Let's bring back and support career and technical opportunities for Evanston Youth.
USA Today: IBM's Rometty: We need to fill 'new collar' jobs that employers demand
"This is not about white collar vs. blue collar jobs, but about the “new collar” jobs that employers in many industries demand, but which remain largely unfilled.New collar jobs may not require a traditional college degree. In fact, at a number of IBM’s locations spread across the United States, as many as one-third of employees don't have a four-year degree. What matters most is that these employees – with jobs such as cloud computing technicians and services delivery specialists – have relevant skills, often obtained through vocational training."
NYTimes: Shortage of Auto Mechanics Has Dealerships Taking Action
"The shortfall of automotive technicians is not new, but as vehicles have grown more computerized and vocational programs have disappeared from high schools, the situation has become more urgent. No longer is the career path a matter of looking over the shoulder of a patient mentor. Advancing in the profession demands digital skills — a diagnostician who can solve puzzles without physical clues, like an engine bearing that knocks or an axle shaft that vibrates."
Chicago Tribune: Nonprofit hopes to set up Chicago as Silicon Valley of food industry
"A new Chicago nonprofit hopes to establish the city's reputation as the Silicon Valley of the food and beverage industry by partnering with local businesses to address regional concerns. Though it's just getting started, the group intends to secure funding for a new food manufacturing institute to train workers, said Alan Reed, executive director for the Chicagoland Food & Beverage Network."

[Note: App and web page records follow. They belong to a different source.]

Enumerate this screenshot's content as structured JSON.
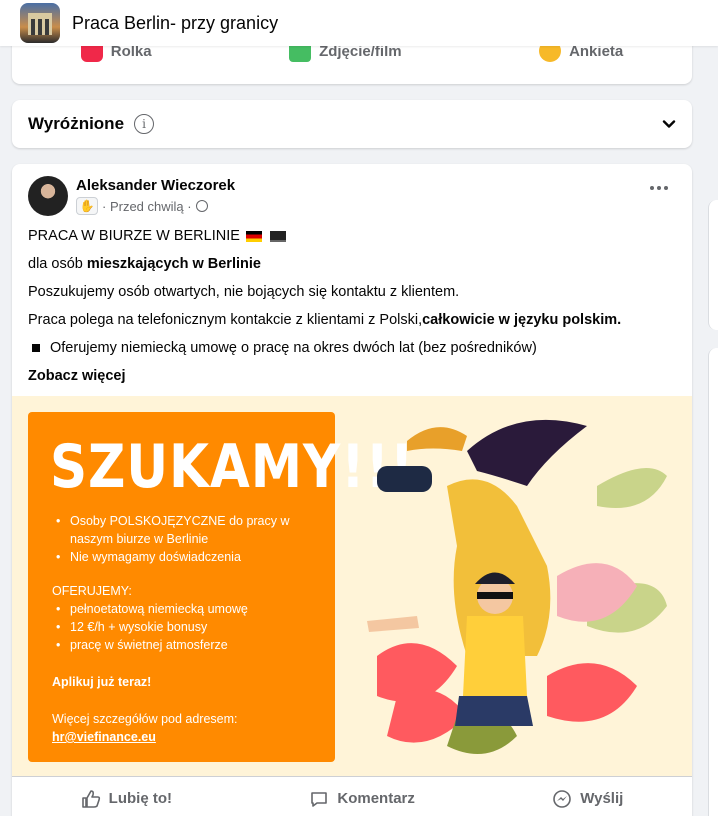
{
  "header": {
    "group_name": "Praca Berlin- przy granicy"
  },
  "composer": {
    "reel_label": "Rolka",
    "photo_label": "Zdjęcie/film",
    "poll_label": "Ankieta"
  },
  "featured": {
    "title": "Wyróżnione",
    "info_glyph": "i"
  },
  "post": {
    "author": "Aleksander Wieczorek",
    "badge_icon": "waving-hand-icon",
    "time": "Przed chwilą",
    "line1": "PRACA W BIURZE W BERLINIE",
    "line2_prefix": "dla osób ",
    "line2_bold": "mieszkających w Berlinie",
    "line3": "Poszukujemy osób otwartych, nie bojących się kontaktu z klientem.",
    "line4_prefix": "Praca polega na telefonicznym kontakcie z klientami z Polski,",
    "line4_bold": "całkowicie w języku polskim.",
    "line5": "Oferujemy niemiecką umowę o pracę na okres dwóch lat (bez pośredników)",
    "see_more": "Zobacz więcej",
    "image": {
      "headline": "SZUKAMY!!!",
      "list1": [
        "Osoby POLSKOJĘZYCZNE do pracy w naszym biurze w Berlinie",
        "Nie wymagamy doświadczenia"
      ],
      "offer_title": "OFERUJEMY:",
      "list2": [
        "pełnoetatową niemiecką umowę",
        "12 €/h + wysokie bonusy",
        "pracę w świetnej atmosferze"
      ],
      "cta": "Aplikuj już teraz!",
      "details": "Więcej szczegółów pod adresem:",
      "email": "hr@viefinance.eu"
    }
  },
  "actions": {
    "like": "Lubię to!",
    "comment": "Komentarz",
    "send": "Wyślij"
  },
  "colors": {
    "accent_orange": "#ff8a00",
    "background": "#f0f2f5",
    "text_secondary": "#65676b"
  }
}
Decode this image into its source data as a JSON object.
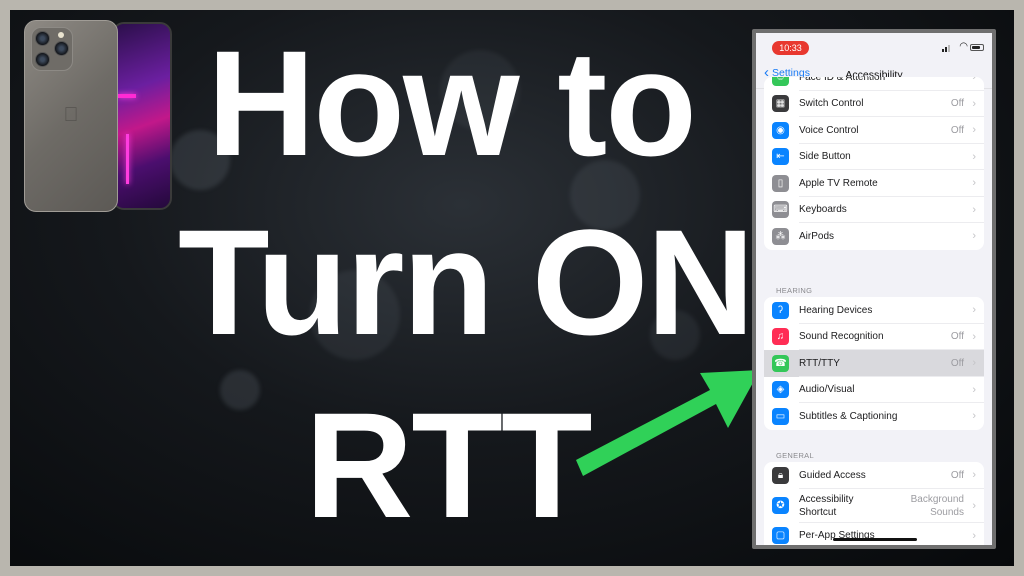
{
  "thumbnail": {
    "title_lines": [
      "How to",
      "Turn ON",
      "RTT"
    ],
    "colors": {
      "arrow": "#30d158",
      "title": "#ffffff",
      "frame": "#b9b6ae"
    }
  },
  "phone": {
    "status_time": "10:33",
    "nav": {
      "back_label": "Settings",
      "title": "Accessibility"
    },
    "groups": [
      {
        "header": "",
        "items": [
          {
            "label": "Face ID & Attention",
            "value": "",
            "icon": "face-id-icon",
            "color": "#34c759",
            "glyph": "☺"
          },
          {
            "label": "Switch Control",
            "value": "Off",
            "icon": "switch-control-icon",
            "color": "#3a3a3c",
            "glyph": "▦"
          },
          {
            "label": "Voice Control",
            "value": "Off",
            "icon": "voice-control-icon",
            "color": "#0a84ff",
            "glyph": "◉"
          },
          {
            "label": "Side Button",
            "value": "",
            "icon": "side-button-icon",
            "color": "#0a84ff",
            "glyph": "⇤"
          },
          {
            "label": "Apple TV Remote",
            "value": "",
            "icon": "tv-remote-icon",
            "color": "#8e8e93",
            "glyph": "▯"
          },
          {
            "label": "Keyboards",
            "value": "",
            "icon": "keyboard-icon",
            "color": "#8e8e93",
            "glyph": "⌨"
          },
          {
            "label": "AirPods",
            "value": "",
            "icon": "airpods-icon",
            "color": "#8e8e93",
            "glyph": "⁂"
          }
        ]
      },
      {
        "header": "HEARING",
        "items": [
          {
            "label": "Hearing Devices",
            "value": "",
            "icon": "ear-icon",
            "color": "#0a84ff",
            "glyph": "ʔ"
          },
          {
            "label": "Sound Recognition",
            "value": "Off",
            "icon": "sound-recognition-icon",
            "color": "#ff2d55",
            "glyph": "♫"
          },
          {
            "label": "RTT/TTY",
            "value": "Off",
            "icon": "rtt-tty-icon",
            "color": "#34c759",
            "glyph": "☎",
            "selected": true
          },
          {
            "label": "Audio/Visual",
            "value": "",
            "icon": "audio-visual-icon",
            "color": "#0a84ff",
            "glyph": "◈"
          },
          {
            "label": "Subtitles & Captioning",
            "value": "",
            "icon": "captions-icon",
            "color": "#0a84ff",
            "glyph": "▭"
          }
        ]
      },
      {
        "header": "GENERAL",
        "items": [
          {
            "label": "Guided Access",
            "value": "Off",
            "icon": "guided-access-icon",
            "color": "#3a3a3c",
            "glyph": "🔒︎"
          },
          {
            "label": "Accessibility Shortcut",
            "label_lines": [
              "Accessibility",
              "Shortcut"
            ],
            "value_lines": [
              "Background",
              "Sounds"
            ],
            "icon": "accessibility-icon",
            "color": "#0a84ff",
            "glyph": "✪"
          },
          {
            "label": "Per-App Settings",
            "value": "",
            "icon": "per-app-icon",
            "color": "#0a84ff",
            "glyph": "▢"
          }
        ]
      }
    ]
  }
}
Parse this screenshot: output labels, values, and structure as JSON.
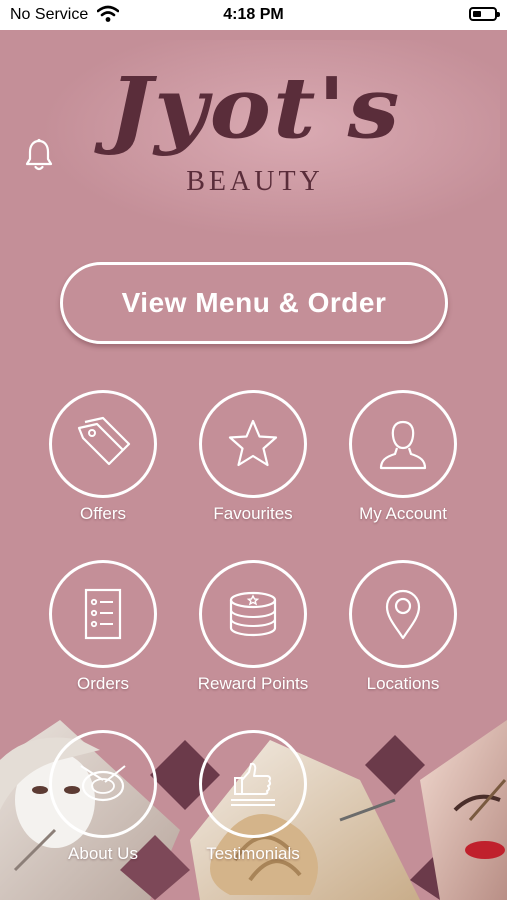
{
  "status_bar": {
    "carrier": "No Service",
    "time": "4:18 PM"
  },
  "logo": {
    "name": "Jyot's",
    "tagline": "BEAUTY"
  },
  "main_button": {
    "label": "View Menu & Order"
  },
  "menu": [
    {
      "label": "Offers",
      "icon": "tag-icon"
    },
    {
      "label": "Favourites",
      "icon": "star-icon"
    },
    {
      "label": "My Account",
      "icon": "user-icon"
    },
    {
      "label": "Orders",
      "icon": "clipboard-list-icon"
    },
    {
      "label": "Reward Points",
      "icon": "coin-stack-icon"
    },
    {
      "label": "Locations",
      "icon": "map-pin-icon"
    },
    {
      "label": "About Us",
      "icon": "plate-cutlery-icon"
    },
    {
      "label": "Testimonials",
      "icon": "thumbs-up-icon"
    }
  ],
  "colors": {
    "background": "#c48f98",
    "logo": "#5a2d3a",
    "accent_dark": "#6b3a4a"
  }
}
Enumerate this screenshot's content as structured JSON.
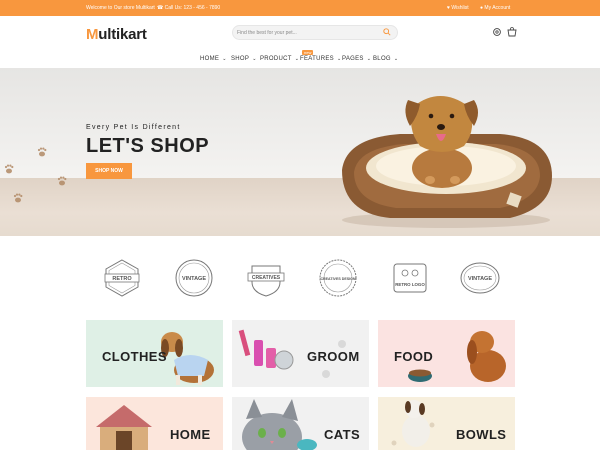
{
  "topbar": {
    "welcome": "Welcome to Our store Multikart",
    "call": "Call Us: 123 - 456 - 7890",
    "wishlist": "Wishlist",
    "account": "My Account"
  },
  "header": {
    "logo_initial": "M",
    "logo_rest": "ultikart",
    "search_placeholder": "Find the best for your pet..."
  },
  "nav": {
    "items": [
      {
        "label": "HOME"
      },
      {
        "label": "SHOP"
      },
      {
        "label": "PRODUCT"
      },
      {
        "label": "FEATURES"
      },
      {
        "label": "PAGES"
      },
      {
        "label": "BLOG"
      }
    ],
    "new_badge": "new"
  },
  "hero": {
    "tagline": "Every Pet Is Different",
    "title": "LET'S SHOP",
    "button": "SHOP NOW"
  },
  "brands": [
    "RETRO",
    "VINTAGE",
    "CREATIVES",
    "CREATIVES DESIGN",
    "RETRO LOGO",
    "VINTAGE"
  ],
  "categories": [
    {
      "label": "CLOTHES"
    },
    {
      "label": "GROOM"
    },
    {
      "label": "FOOD"
    },
    {
      "label": "HOME"
    },
    {
      "label": "CATS"
    },
    {
      "label": "BOWLS"
    }
  ],
  "colors": {
    "accent": "#f8973e",
    "tile_mint": "#dff0e6",
    "tile_grey": "#f1f1f1",
    "tile_pink": "#fbe3e1",
    "tile_peach": "#fce6dc",
    "tile_cream": "#f7efdd"
  }
}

"...the planemaker is investing in education — from vocational training to programs at middle schools — to try to make manufacturing 'cool' to a generation that has never known shop class, Denney said. In the short term, Boeing is stepping up training and mentoring programs within its factories, she said."
"Throughout most of U.S. history, American high school students were routinely taught vocational and job-ready skills along with the three Rs: reading, writing and arithmetic. Indeed readers of a certain age are likely to have fond memories of huddling over wooden workbenches learning a craft such as woodwork or maybe metal work, or any one of the hands-on projects that characterized the once-ubiquitous shop class."
"Before he was Hillary Clinton’s running mate Sen. Tim Kaine introduced a bill this spring that would provide more funding for career and technical education. A high-school diploma should not only prepare students for college, he said, but also for 'getting a high-skilled job after graduation.'"
"CANDIDATES from both parties have been talking a lot about the loss of American jobs, declining wages and the skyrocketing cost of college. But missing from the debate is the fact that there are hundreds of thousands of “middle skill” jobs in the United States that are — or soon will be — going unfilled because of a dearth of qualified workers."
EMSI: The Associate’s Degree Payoff: Community College Grads Can Get High-Paying Jobs, and Here Are Some Examples
"For some students, the decision to enroll at a community college is simple. A two-year school offers the credential they need at a much lower cost than a university, and the earnings post-degree are on par with — or better than — what they would make after going to a four-year school."